What to do: I would like you to return all of the records exactly as they stand.

Data in this exercise:
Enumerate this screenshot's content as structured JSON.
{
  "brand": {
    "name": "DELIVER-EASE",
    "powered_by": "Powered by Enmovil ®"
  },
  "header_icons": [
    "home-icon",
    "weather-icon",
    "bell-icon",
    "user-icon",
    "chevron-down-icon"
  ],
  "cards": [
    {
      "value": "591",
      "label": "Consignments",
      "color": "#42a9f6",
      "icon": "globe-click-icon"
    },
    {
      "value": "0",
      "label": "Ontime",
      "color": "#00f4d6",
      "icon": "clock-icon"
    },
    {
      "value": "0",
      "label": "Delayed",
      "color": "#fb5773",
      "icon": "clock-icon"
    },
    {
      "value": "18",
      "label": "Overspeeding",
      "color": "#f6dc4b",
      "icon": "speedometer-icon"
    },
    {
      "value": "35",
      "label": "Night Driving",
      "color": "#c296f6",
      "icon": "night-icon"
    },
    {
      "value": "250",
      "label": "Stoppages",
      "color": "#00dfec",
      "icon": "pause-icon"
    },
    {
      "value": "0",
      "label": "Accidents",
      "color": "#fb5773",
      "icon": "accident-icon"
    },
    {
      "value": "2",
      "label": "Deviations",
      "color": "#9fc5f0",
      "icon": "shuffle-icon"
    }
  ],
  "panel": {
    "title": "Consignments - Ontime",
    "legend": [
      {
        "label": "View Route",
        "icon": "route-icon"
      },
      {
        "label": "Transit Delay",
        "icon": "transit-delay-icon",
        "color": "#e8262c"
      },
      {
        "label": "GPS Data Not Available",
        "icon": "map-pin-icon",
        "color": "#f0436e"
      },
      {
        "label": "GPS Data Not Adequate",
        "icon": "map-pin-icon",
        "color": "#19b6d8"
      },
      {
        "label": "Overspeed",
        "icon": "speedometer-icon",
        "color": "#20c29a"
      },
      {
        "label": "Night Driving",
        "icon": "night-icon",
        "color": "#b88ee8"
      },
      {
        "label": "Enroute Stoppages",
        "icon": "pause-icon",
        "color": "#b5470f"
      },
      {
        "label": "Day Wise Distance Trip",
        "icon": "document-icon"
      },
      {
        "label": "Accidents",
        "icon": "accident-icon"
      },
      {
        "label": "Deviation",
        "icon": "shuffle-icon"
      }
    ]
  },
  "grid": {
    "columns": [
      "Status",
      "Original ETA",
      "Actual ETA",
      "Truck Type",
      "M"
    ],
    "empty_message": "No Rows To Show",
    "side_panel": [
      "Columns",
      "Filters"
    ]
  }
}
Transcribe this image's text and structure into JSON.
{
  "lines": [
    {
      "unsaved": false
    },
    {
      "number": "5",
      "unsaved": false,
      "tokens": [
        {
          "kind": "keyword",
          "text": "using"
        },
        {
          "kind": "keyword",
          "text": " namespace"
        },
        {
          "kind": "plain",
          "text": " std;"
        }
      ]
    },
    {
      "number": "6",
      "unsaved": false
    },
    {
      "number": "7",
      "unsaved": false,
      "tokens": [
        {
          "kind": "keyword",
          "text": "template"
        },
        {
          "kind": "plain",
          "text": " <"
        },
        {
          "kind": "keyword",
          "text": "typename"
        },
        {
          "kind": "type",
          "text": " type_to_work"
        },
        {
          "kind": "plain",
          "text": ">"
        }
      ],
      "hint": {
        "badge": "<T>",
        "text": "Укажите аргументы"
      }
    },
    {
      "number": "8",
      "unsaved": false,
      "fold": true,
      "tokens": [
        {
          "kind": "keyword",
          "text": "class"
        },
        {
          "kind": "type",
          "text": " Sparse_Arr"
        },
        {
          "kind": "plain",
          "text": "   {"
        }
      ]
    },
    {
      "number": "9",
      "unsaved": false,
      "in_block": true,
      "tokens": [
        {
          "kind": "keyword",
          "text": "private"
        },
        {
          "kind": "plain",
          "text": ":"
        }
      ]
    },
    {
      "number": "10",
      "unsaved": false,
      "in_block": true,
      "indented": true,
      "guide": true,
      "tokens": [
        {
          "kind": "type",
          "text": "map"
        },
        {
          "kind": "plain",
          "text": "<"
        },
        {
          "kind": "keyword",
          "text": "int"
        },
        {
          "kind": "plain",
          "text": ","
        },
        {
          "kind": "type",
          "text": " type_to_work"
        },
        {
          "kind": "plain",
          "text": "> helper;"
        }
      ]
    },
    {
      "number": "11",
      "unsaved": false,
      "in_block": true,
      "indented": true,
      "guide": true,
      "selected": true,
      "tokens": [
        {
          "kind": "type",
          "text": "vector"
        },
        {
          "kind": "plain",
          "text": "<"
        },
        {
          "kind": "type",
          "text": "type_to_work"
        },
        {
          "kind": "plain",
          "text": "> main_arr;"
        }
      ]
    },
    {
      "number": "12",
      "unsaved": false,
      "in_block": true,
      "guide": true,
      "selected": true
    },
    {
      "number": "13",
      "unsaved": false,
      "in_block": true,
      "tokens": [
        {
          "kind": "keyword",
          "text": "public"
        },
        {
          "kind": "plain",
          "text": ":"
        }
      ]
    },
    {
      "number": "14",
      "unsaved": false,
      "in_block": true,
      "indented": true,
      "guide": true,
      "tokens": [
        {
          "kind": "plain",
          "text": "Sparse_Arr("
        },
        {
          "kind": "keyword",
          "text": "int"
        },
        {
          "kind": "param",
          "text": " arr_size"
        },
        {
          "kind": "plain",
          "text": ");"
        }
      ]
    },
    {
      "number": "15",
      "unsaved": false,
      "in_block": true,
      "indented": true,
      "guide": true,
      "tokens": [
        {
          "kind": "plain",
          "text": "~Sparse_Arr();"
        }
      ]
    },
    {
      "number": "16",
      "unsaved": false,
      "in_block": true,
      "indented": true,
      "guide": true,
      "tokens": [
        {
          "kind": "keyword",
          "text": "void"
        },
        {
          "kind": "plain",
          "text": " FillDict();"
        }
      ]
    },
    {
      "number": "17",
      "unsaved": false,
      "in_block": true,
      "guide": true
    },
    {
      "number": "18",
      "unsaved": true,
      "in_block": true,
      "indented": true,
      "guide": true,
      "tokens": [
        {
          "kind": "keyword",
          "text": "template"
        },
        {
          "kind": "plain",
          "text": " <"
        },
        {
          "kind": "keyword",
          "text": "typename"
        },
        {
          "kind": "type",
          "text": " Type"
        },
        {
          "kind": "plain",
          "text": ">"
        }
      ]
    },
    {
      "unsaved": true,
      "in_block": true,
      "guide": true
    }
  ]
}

Exercise solution:
Enumerate this screenshot's content as structured JSON.
{
  "brand": {
    "name": "DELIVER-EASE",
    "powered_by": "Powered by Enmovil ®"
  },
  "header_icons": [
    "home-icon",
    "weather-icon",
    "bell-icon",
    "user-icon",
    "chevron-down-icon"
  ],
  "cards": [
    {
      "value": "591",
      "label": "Consignments",
      "color": "#42a9f6",
      "icon": "globe-click-icon"
    },
    {
      "value": "0",
      "label": "Ontime",
      "color": "#00f4d6",
      "icon": "clock-icon"
    },
    {
      "value": "0",
      "label": "Delayed",
      "color": "#fb5773",
      "icon": "clock-icon"
    },
    {
      "value": "18",
      "label": "Overspeeding",
      "color": "#f6dc4b",
      "icon": "speedometer-icon"
    },
    {
      "value": "35",
      "label": "Night Driving",
      "color": "#c296f6",
      "icon": "night-icon"
    },
    {
      "value": "250",
      "label": "Stoppages",
      "color": "#00dfec",
      "icon": "pause-icon"
    },
    {
      "value": "0",
      "label": "Accidents",
      "color": "#fb5773",
      "icon": "accident-icon"
    },
    {
      "value": "2",
      "label": "Deviations",
      "color": "#9fc5f0",
      "icon": "shuffle-icon"
    }
  ],
  "panel": {
    "title": "Consignments - Ontime",
    "legend": [
      {
        "label": "View Route",
        "icon": "route-icon"
      },
      {
        "label": "Transit Delay",
        "icon": "transit-delay-icon",
        "color": "#e8262c"
      },
      {
        "label": "GPS Data Not Available",
        "icon": "map-pin-icon",
        "color": "#f0436e"
      },
      {
        "label": "GPS Data Not Adequate",
        "icon": "map-pin-icon",
        "color": "#19b6d8"
      },
      {
        "label": "Overspeed",
        "icon": "speedometer-icon",
        "color": "#20c29a"
      },
      {
        "label": "Night Driving",
        "icon": "night-icon",
        "color": "#b88ee8"
      },
      {
        "label": "Enroute Stoppages",
        "icon": "pause-icon",
        "color": "#b5470f"
      },
      {
        "label": "Day Wise Distance Trip",
        "icon": "document-icon"
      },
      {
        "label": "Accidents",
        "icon": "accident-icon"
      },
      {
        "label": "Deviation",
        "icon": "shuffle-icon"
      }
    ]
  },
  "grid": {
    "columns": [
      "Status",
      "Original ETA",
      "Actual ETA",
      "Truck Type",
      "M"
    ],
    "empty_message": "No Rows To Show",
    "side_panel": [
      "Columns",
      "Filters"
    ]
  }
}
Transcribe this image's text and structure into JSON.
{
  "lines": [
    {
      "unsaved": false
    },
    {
      "number": "5",
      "unsaved": false,
      "tokens": [
        {
          "kind": "keyword",
          "text": "using"
        },
        {
          "kind": "keyword",
          "text": " namespace"
        },
        {
          "kind": "plain",
          "text": " std;"
        }
      ]
    },
    {
      "number": "6",
      "unsaved": false
    },
    {
      "number": "7",
      "unsaved": false,
      "tokens": [
        {
          "kind": "keyword",
          "text": "template"
        },
        {
          "kind": "plain",
          "text": " <"
        },
        {
          "kind": "keyword",
          "text": "typename"
        },
        {
          "kind": "type",
          "text": " type_to_work"
        },
        {
          "kind": "plain",
          "text": ">"
        }
      ],
      "hint": {
        "badge": "<T>",
        "text": "Укажите аргументы"
      }
    },
    {
      "number": "8",
      "unsaved": false,
      "fold": true,
      "tokens": [
        {
          "kind": "keyword",
          "text": "class"
        },
        {
          "kind": "type",
          "text": " Sparse_Arr"
        },
        {
          "kind": "plain",
          "text": "   {"
        }
      ]
    },
    {
      "number": "9",
      "unsaved": false,
      "in_block": true,
      "tokens": [
        {
          "kind": "keyword",
          "text": "private"
        },
        {
          "kind": "plain",
          "text": ":"
        }
      ]
    },
    {
      "number": "10",
      "unsaved": false,
      "in_block": true,
      "indented": true,
      "guide": true,
      "tokens": [
        {
          "kind": "type",
          "text": "map"
        },
        {
          "kind": "plain",
          "text": "<"
        },
        {
          "kind": "keyword",
          "text": "int"
        },
        {
          "kind": "plain",
          "text": ","
        },
        {
          "kind": "type",
          "text": " type_to_work"
        },
        {
          "kind": "plain",
          "text": "> helper;"
        }
      ]
    },
    {
      "number": "11",
      "unsaved": false,
      "in_block": true,
      "indented": true,
      "guide": true,
      "selected": true,
      "tokens": [
        {
          "kind": "type",
          "text": "vector"
        },
        {
          "kind": "plain",
          "text": "<"
        },
        {
          "kind": "type",
          "text": "type_to_work"
        },
        {
          "kind": "plain",
          "text": "> main_arr;"
        }
      ]
    },
    {
      "number": "12",
      "unsaved": false,
      "in_block": true,
      "guide": true,
      "selected": true
    },
    {
      "number": "13",
      "unsaved": false,
      "in_block": true,
      "tokens": [
        {
          "kind": "keyword",
          "text": "public"
        },
        {
          "kind": "plain",
          "text": ":"
        }
      ]
    },
    {
      "number": "14",
      "unsaved": false,
      "in_block": true,
      "indented": true,
      "guide": true,
      "tokens": [
        {
          "kind": "plain",
          "text": "Sparse_Arr("
        },
        {
          "kind": "keyword",
          "text": "int"
        },
        {
          "kind": "param",
          "text": " arr_size"
        },
        {
          "kind": "plain",
          "text": ");"
        }
      ]
    },
    {
      "number": "15",
      "unsaved": false,
      "in_block": true,
      "indented": true,
      "guide": true,
      "tokens": [
        {
          "kind": "plain",
          "text": "~Sparse_Arr();"
        }
      ]
    },
    {
      "number": "16",
      "unsaved": false,
      "in_block": true,
      "indented": true,
      "guide": true,
      "tokens": [
        {
          "kind": "keyword",
          "text": "void"
        },
        {
          "kind": "plain",
          "text": " FillDict();"
        }
      ]
    },
    {
      "number": "17",
      "unsaved": false,
      "in_block": true,
      "guide": true
    },
    {
      "number": "18",
      "unsaved": true,
      "in_block": true,
      "indented": true,
      "guide": true,
      "tokens": [
        {
          "kind": "keyword",
          "text": "template"
        },
        {
          "kind": "plain",
          "text": " <"
        },
        {
          "kind": "keyword",
          "text": "typename"
        },
        {
          "kind": "type",
          "text": " Type"
        },
        {
          "kind": "plain",
          "text": ">"
        }
      ]
    },
    {
      "unsaved": true,
      "in_block": true,
      "guide": true
    }
  ]
}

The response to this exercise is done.